This course explores gender and sexuality in China before the 20th century. Are “women” and “men” useful categories of analysis for premodern China, or did people think of themselves in other terms? What role did body, duty, virtue, and desire play in relationships among people?
In this course, you will learn how gender functioned in Buddhist, Daoist, Confucian thought and practice, and how those changed over time. We will also consider how the body and sex difference were conceived of in traditional medical texts. During the second part of the class,
we will investigate the relationship between writing and gender, asking how people represented themselves and others as gendered people with sexed bodies in writing in various genres(including letters, poetry, plays, novels, and short stories). We will also examine representations
in other media such as painting, decorative objects, book illustrations, and theater. We will conclude with a brief look at attacks on the traditional sex-gender system as manifested in the anti-footbinding movement at the turn of the twentieth century.
- Contribution to discussions 20%
- Informal writing exercises 20%
- Two formal essays 40%
- Final project with in-class presentation 20%
The course is interdisciplinary and is intended for undergraduates with a broad range of interests, including gender and sexuality studies, literature, history, art history, and Asian studies.

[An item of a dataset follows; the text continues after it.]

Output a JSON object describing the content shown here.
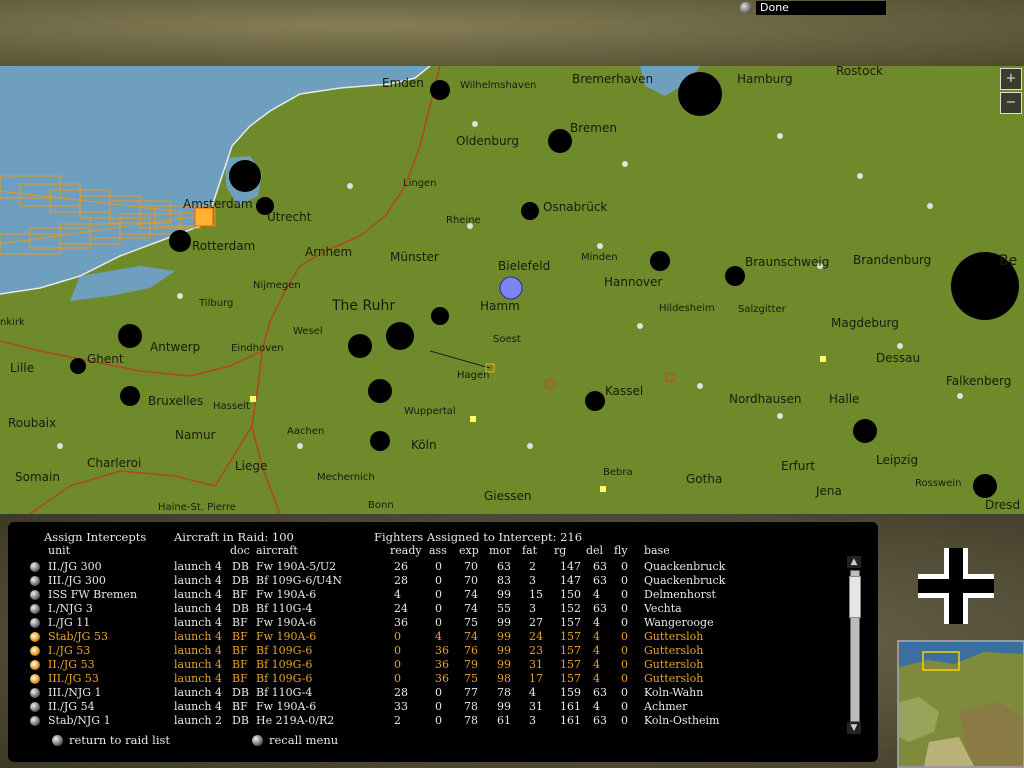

All readings are in English, and there are no prerequisites.
This course is a conversation-based seminar that will be supplemented with frequent interactive lectures to introduce historical background and context for the primary materials we engage.